### Extracted material
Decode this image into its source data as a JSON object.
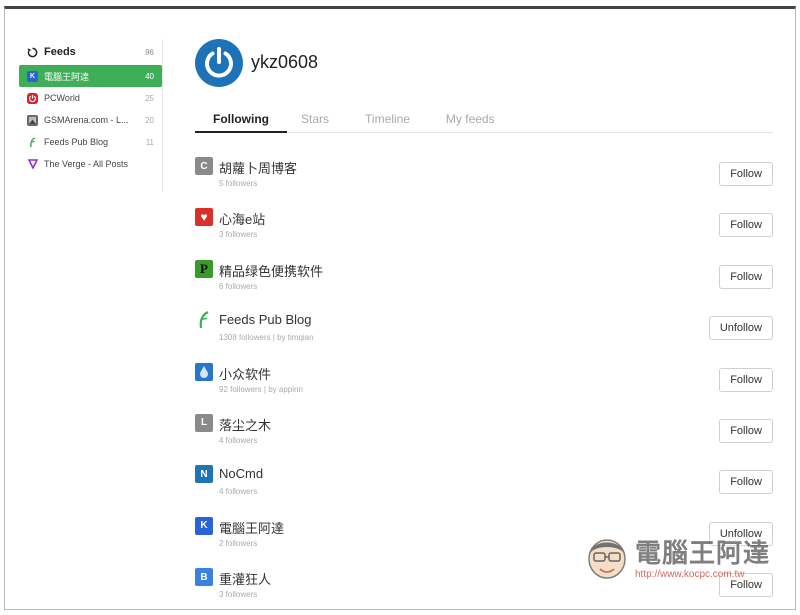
{
  "sidebar": {
    "header": {
      "label": "Feeds",
      "count": "96",
      "icon": "refresh-icon"
    },
    "items": [
      {
        "label": "電腦王阿達",
        "count": "40",
        "icon": "K",
        "color": "#2a62d8",
        "active": true
      },
      {
        "label": "PCWorld",
        "count": "25",
        "icon": "power-icon",
        "color": "#d22630"
      },
      {
        "label": "GSMArena.com - L...",
        "count": "20",
        "icon": "gsmarena-icon",
        "color": "#666666"
      },
      {
        "label": "Feeds Pub Blog",
        "count": "11",
        "icon": "leaf-icon",
        "color": "#3fae58"
      },
      {
        "label": "The Verge - All Posts",
        "count": "",
        "icon": "verge-icon",
        "color": "#8b2fd1"
      }
    ]
  },
  "profile": {
    "username": "ykz0608",
    "avatar_color": "#1e73b8"
  },
  "tabs": [
    {
      "label": "Following",
      "active": true
    },
    {
      "label": "Stars"
    },
    {
      "label": "Timeline"
    },
    {
      "label": "My feeds"
    }
  ],
  "feeds": [
    {
      "title": "胡蘿卜周博客",
      "meta": "5 followers",
      "icon_text": "C",
      "icon_color": "#8a8a8a",
      "button": "Follow"
    },
    {
      "title": "心海e站",
      "meta": "3 followers",
      "icon_text": "♥",
      "icon_color": "#d9302c",
      "button": "Follow"
    },
    {
      "title": "精品绿色便携软件",
      "meta": "6 followers",
      "icon_text": "P",
      "icon_color": "#3a9a2a",
      "button": "Follow"
    },
    {
      "title": "Feeds Pub Blog",
      "meta": "1308 followers | by timqian",
      "icon_text": "",
      "icon_color": "#3fae58",
      "button": "Unfollow"
    },
    {
      "title": "小众软件",
      "meta": "92 followers | by appinn",
      "icon_text": "💧",
      "icon_color": "#2678c6",
      "button": "Follow"
    },
    {
      "title": "落尘之木",
      "meta": "4 followers",
      "icon_text": "L",
      "icon_color": "#8a8a8a",
      "button": "Follow"
    },
    {
      "title": "NoCmd",
      "meta": "4 followers",
      "icon_text": "N",
      "icon_color": "#1f74b5",
      "button": "Follow"
    },
    {
      "title": "電腦王阿達",
      "meta": "2 followers",
      "icon_text": "K",
      "icon_color": "#2a62d8",
      "button": "Unfollow"
    },
    {
      "title": "重灌狂人",
      "meta": "3 followers",
      "icon_text": "B",
      "icon_color": "#3b82e0",
      "button": "Follow"
    }
  ],
  "watermark": {
    "title": "電腦王阿達",
    "url": "http://www.kocpc.com.tw"
  }
}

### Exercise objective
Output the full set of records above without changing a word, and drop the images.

### Response
Decode this image into its source data as a JSON object.
{
  "sidebar": {
    "header": {
      "label": "Feeds",
      "count": "96",
      "icon": "refresh-icon"
    },
    "items": [
      {
        "label": "電腦王阿達",
        "count": "40",
        "icon": "K",
        "color": "#2a62d8",
        "active": true
      },
      {
        "label": "PCWorld",
        "count": "25",
        "icon": "power-icon",
        "color": "#d22630"
      },
      {
        "label": "GSMArena.com - L...",
        "count": "20",
        "icon": "gsmarena-icon",
        "color": "#666666"
      },
      {
        "label": "Feeds Pub Blog",
        "count": "11",
        "icon": "leaf-icon",
        "color": "#3fae58"
      },
      {
        "label": "The Verge - All Posts",
        "count": "",
        "icon": "verge-icon",
        "color": "#8b2fd1"
      }
    ]
  },
  "profile": {
    "username": "ykz0608",
    "avatar_color": "#1e73b8"
  },
  "tabs": [
    {
      "label": "Following",
      "active": true
    },
    {
      "label": "Stars"
    },
    {
      "label": "Timeline"
    },
    {
      "label": "My feeds"
    }
  ],
  "feeds": [
    {
      "title": "胡蘿卜周博客",
      "meta": "5 followers",
      "icon_text": "C",
      "icon_color": "#8a8a8a",
      "button": "Follow"
    },
    {
      "title": "心海e站",
      "meta": "3 followers",
      "icon_text": "♥",
      "icon_color": "#d9302c",
      "button": "Follow"
    },
    {
      "title": "精品绿色便携软件",
      "meta": "6 followers",
      "icon_text": "P",
      "icon_color": "#3a9a2a",
      "button": "Follow"
    },
    {
      "title": "Feeds Pub Blog",
      "meta": "1308 followers | by timqian",
      "icon_text": "",
      "icon_color": "#3fae58",
      "button": "Unfollow"
    },
    {
      "title": "小众软件",
      "meta": "92 followers | by appinn",
      "icon_text": "💧",
      "icon_color": "#2678c6",
      "button": "Follow"
    },
    {
      "title": "落尘之木",
      "meta": "4 followers",
      "icon_text": "L",
      "icon_color": "#8a8a8a",
      "button": "Follow"
    },
    {
      "title": "NoCmd",
      "meta": "4 followers",
      "icon_text": "N",
      "icon_color": "#1f74b5",
      "button": "Follow"
    },
    {
      "title": "電腦王阿達",
      "meta": "2 followers",
      "icon_text": "K",
      "icon_color": "#2a62d8",
      "button": "Unfollow"
    },
    {
      "title": "重灌狂人",
      "meta": "3 followers",
      "icon_text": "B",
      "icon_color": "#3b82e0",
      "button": "Follow"
    }
  ],
  "watermark": {
    "title": "電腦王阿達",
    "url": "http://www.kocpc.com.tw"
  }
}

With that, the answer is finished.